Voters must be registered with a party by the deadline to participate in Maryland’s closed primaries.
About 30 percent of Marylanders now find themselves in new congressional districts due to last year’s redistricting process, said Raquel Guillory, press secretary for Gov. Martin O’Malley.
“The majority of people are in the same districts that they were before,” Guillory said.
Those affected by the changes, however, are not being left to figure it out on their own.

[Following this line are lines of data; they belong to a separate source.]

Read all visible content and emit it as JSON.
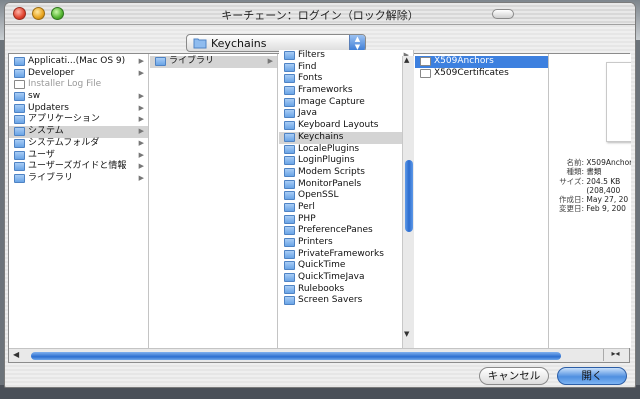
{
  "window": {
    "title": "キーチェーン：ログイン（ロック解除）"
  },
  "location": {
    "label": "Keychains"
  },
  "columns": {
    "col1": [
      {
        "label": "Applicati...(Mac OS 9)",
        "icon": "folder-icon",
        "arrow": true,
        "state": ""
      },
      {
        "label": "Developer",
        "icon": "folder-icon",
        "arrow": true,
        "state": ""
      },
      {
        "label": "Installer Log File",
        "icon": "document-icon",
        "arrow": false,
        "state": "dim"
      },
      {
        "label": "sw",
        "icon": "folder-icon",
        "arrow": true,
        "state": ""
      },
      {
        "label": "Updaters",
        "icon": "folder-icon",
        "arrow": true,
        "state": ""
      },
      {
        "label": "アプリケーション",
        "icon": "applications-folder-icon",
        "arrow": true,
        "state": ""
      },
      {
        "label": "システム",
        "icon": "system-folder-icon",
        "arrow": true,
        "state": "sel"
      },
      {
        "label": "システムフォルダ",
        "icon": "folder-icon",
        "arrow": true,
        "state": ""
      },
      {
        "label": "ユーザ",
        "icon": "users-folder-icon",
        "arrow": true,
        "state": ""
      },
      {
        "label": "ユーザーズガイドと情報",
        "icon": "folder-icon",
        "arrow": true,
        "state": ""
      },
      {
        "label": "ライブラリ",
        "icon": "library-folder-icon",
        "arrow": true,
        "state": ""
      }
    ],
    "col2": [
      {
        "label": "ライブラリ",
        "icon": "folder-icon",
        "arrow": true,
        "state": "sel"
      }
    ],
    "col3": [
      {
        "label": "Filters",
        "icon": "folder-icon",
        "arrow": true,
        "state": ""
      },
      {
        "label": "Find",
        "icon": "folder-icon",
        "arrow": true,
        "state": ""
      },
      {
        "label": "Fonts",
        "icon": "folder-icon",
        "arrow": true,
        "state": ""
      },
      {
        "label": "Frameworks",
        "icon": "folder-icon",
        "arrow": true,
        "state": ""
      },
      {
        "label": "Image Capture",
        "icon": "folder-icon",
        "arrow": true,
        "state": ""
      },
      {
        "label": "Java",
        "icon": "folder-icon",
        "arrow": true,
        "state": ""
      },
      {
        "label": "Keyboard Layouts",
        "icon": "folder-icon",
        "arrow": true,
        "state": ""
      },
      {
        "label": "Keychains",
        "icon": "folder-icon",
        "arrow": true,
        "state": "sel"
      },
      {
        "label": "LocalePlugins",
        "icon": "folder-icon",
        "arrow": true,
        "state": ""
      },
      {
        "label": "LoginPlugins",
        "icon": "folder-icon",
        "arrow": true,
        "state": ""
      },
      {
        "label": "Modem Scripts",
        "icon": "folder-icon",
        "arrow": true,
        "state": ""
      },
      {
        "label": "MonitorPanels",
        "icon": "folder-icon",
        "arrow": true,
        "state": ""
      },
      {
        "label": "OpenSSL",
        "icon": "folder-icon",
        "arrow": true,
        "state": ""
      },
      {
        "label": "Perl",
        "icon": "folder-icon",
        "arrow": true,
        "state": ""
      },
      {
        "label": "PHP",
        "icon": "folder-icon",
        "arrow": true,
        "state": ""
      },
      {
        "label": "PreferencePanes",
        "icon": "folder-icon",
        "arrow": true,
        "state": ""
      },
      {
        "label": "Printers",
        "icon": "folder-icon",
        "arrow": true,
        "state": ""
      },
      {
        "label": "PrivateFrameworks",
        "icon": "folder-icon",
        "arrow": true,
        "state": ""
      },
      {
        "label": "QuickTime",
        "icon": "folder-icon",
        "arrow": true,
        "state": ""
      },
      {
        "label": "QuickTimeJava",
        "icon": "folder-icon",
        "arrow": true,
        "state": ""
      },
      {
        "label": "Rulebooks",
        "icon": "folder-icon",
        "arrow": true,
        "state": ""
      },
      {
        "label": "Screen Savers",
        "icon": "folder-icon",
        "arrow": true,
        "state": ""
      }
    ],
    "col4": [
      {
        "label": "X509Anchors",
        "icon": "document-icon",
        "arrow": false,
        "state": "sel-blue"
      },
      {
        "label": "X509Certificates",
        "icon": "document-icon",
        "arrow": false,
        "state": ""
      }
    ]
  },
  "preview": {
    "info": [
      {
        "key": "名前:",
        "value": "X509Anchors"
      },
      {
        "key": "種類:",
        "value": "書類"
      },
      {
        "key": "サイズ:",
        "value": "204.5 KB"
      },
      {
        "key": "",
        "value": "(208,400"
      },
      {
        "key": "作成日:",
        "value": "May 27, 20"
      },
      {
        "key": "変更日:",
        "value": "Feb 9, 200"
      }
    ]
  },
  "buttons": {
    "cancel": "キャンセル",
    "open": "開く"
  },
  "colors": {
    "selection_blue": "#3d80df",
    "accent": "#2c6fd0"
  }
}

“Any time that a change is made, such as redistricting, a polling place change, anything like that, the system issues the (voter) a new voter notification card,” said Mary Cramer Wagner, director of the State Board of Elections’ voter registration division. “A lot of the local boards are also doing specimen ballots … which list the candidates that would appear on their particular ballot, and list their polling place as well.”
Only eight counties and Baltimore City are affected by changes among the districts. Voters in other jurisdictions may not receive notification cards simply because nothing has changed, Wagner said.

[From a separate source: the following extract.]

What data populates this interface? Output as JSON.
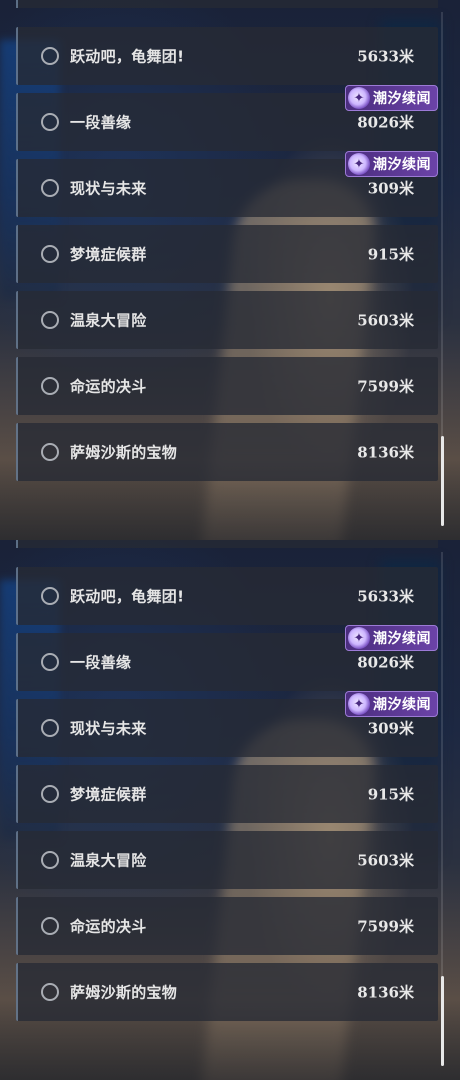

Among the changes, the 6th District withdrew from the Baltimore suburbs and split suburban Montgomery County with the 8th District, while parts of Anne Arundel County formerly in the 1st District were ceded to the 3rd and 4th Districts.
Most of Maryland’s polling places and voting precincts were unaffected by redistricting, though Wagner said she could not estimate exactly how many may have changed.

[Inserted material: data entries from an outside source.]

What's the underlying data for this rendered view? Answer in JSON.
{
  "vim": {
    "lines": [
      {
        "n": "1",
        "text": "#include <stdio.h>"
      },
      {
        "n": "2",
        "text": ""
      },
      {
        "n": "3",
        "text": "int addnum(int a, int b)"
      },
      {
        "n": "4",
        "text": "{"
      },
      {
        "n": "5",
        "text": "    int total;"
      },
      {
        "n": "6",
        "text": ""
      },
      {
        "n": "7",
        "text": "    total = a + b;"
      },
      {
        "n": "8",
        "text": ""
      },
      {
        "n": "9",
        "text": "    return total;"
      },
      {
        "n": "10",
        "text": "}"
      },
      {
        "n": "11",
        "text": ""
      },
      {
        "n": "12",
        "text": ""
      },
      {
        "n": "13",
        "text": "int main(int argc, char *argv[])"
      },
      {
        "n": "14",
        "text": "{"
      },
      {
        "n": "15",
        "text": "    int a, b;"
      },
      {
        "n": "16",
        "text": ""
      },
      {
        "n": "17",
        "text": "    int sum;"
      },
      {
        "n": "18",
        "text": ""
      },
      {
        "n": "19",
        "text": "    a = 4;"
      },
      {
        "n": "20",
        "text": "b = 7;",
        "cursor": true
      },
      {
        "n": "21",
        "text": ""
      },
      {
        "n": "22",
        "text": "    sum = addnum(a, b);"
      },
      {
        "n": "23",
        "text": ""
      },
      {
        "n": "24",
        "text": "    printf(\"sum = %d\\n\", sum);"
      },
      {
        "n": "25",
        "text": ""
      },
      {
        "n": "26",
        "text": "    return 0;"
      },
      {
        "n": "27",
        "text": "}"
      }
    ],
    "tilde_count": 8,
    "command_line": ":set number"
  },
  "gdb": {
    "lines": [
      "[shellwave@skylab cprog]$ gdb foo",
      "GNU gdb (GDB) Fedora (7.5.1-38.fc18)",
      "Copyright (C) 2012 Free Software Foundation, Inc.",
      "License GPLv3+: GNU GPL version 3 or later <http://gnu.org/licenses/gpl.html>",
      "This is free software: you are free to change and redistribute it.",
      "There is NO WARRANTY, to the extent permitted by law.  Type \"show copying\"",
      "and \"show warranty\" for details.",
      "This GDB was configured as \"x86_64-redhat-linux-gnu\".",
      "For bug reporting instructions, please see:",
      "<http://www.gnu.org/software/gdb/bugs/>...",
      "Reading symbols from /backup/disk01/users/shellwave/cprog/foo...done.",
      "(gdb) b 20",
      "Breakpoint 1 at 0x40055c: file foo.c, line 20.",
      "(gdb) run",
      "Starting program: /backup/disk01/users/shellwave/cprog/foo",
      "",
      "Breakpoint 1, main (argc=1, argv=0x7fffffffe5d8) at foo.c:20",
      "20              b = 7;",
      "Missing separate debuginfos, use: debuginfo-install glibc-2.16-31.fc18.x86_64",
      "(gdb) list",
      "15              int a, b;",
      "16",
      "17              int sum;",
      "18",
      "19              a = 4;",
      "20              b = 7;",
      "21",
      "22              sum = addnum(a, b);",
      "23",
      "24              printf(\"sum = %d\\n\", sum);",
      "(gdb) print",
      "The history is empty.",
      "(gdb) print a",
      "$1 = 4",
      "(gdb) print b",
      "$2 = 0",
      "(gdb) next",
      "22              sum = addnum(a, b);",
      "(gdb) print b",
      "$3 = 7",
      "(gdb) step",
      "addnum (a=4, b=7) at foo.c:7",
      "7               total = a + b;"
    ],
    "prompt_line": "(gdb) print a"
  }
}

Less than two weeks after the registration deadline, voters may begin casting ballots. The early voting period, during which registered voters may cast their ballot in advance, will begin on March 24 and last through March 29, the Thursday before the April 3 primary election.
Maryland is one of 35 states where voters are freely entitled to cast ballots before Election Day.
“We expect usually 20 percent turnout, possibly … lower in a primary than in a general (election),” Wagner said of the early voting period. Registered voters can go to their designated early voting site and cast their ballots between March 24 and March 29, she added.
There is perhaps no primary election as hotly contested as the race for the Democratic nomination in the 6th District, held by Rep. Roscoe Bartlett, R-Frederick, for nearly 20 years but made competitive with redistricting.
Both Sen. Rob Garagiola, D-Montgomery, the preferred choice of Maryland’s Democratic establishment, and financier John Delaney of Potomac, have been rocked by controversies in recent weeks: Garagiola failed to disclose income he earned as a lobbyist early last decade and Delaney crossed party lines to give $2,400 in 2010 to Republican Rep. Andy Harris, R-Cockeysville, who then was locked in a tough race with Democrat Frank Kratovil in the 1st Congressional District. Meanwhile, Air Force Dr. Milad Pooran has gained some attention from the Democratic Party’s progressive wing, earning surprise endorsements from former Democratic National Committee chairman Howard Dean and Reps. Keith Ellison, D-Minnesota, and Raul Grijalva, D-Arizona, earlier this week.
However, with early voting just weeks away, the candidates will have to make final pitches soon. The Democratic nominee will face either Bartlett or one of his challengers in the contested Republican primary. The biggest names seeking to boot Bartlett on the Republican side are Sen. David R. Brinkley and Delegate Kathy Afzali, both of Frederick.
The Maryland State Board of Elections website, http://www.elections.state.md.us/, answers frequently asked questions on voter registration and voting. The board can also be contacted by phone at (410) 269-2840, or by email at email@example.com.
By Mark Miller
Capital News Service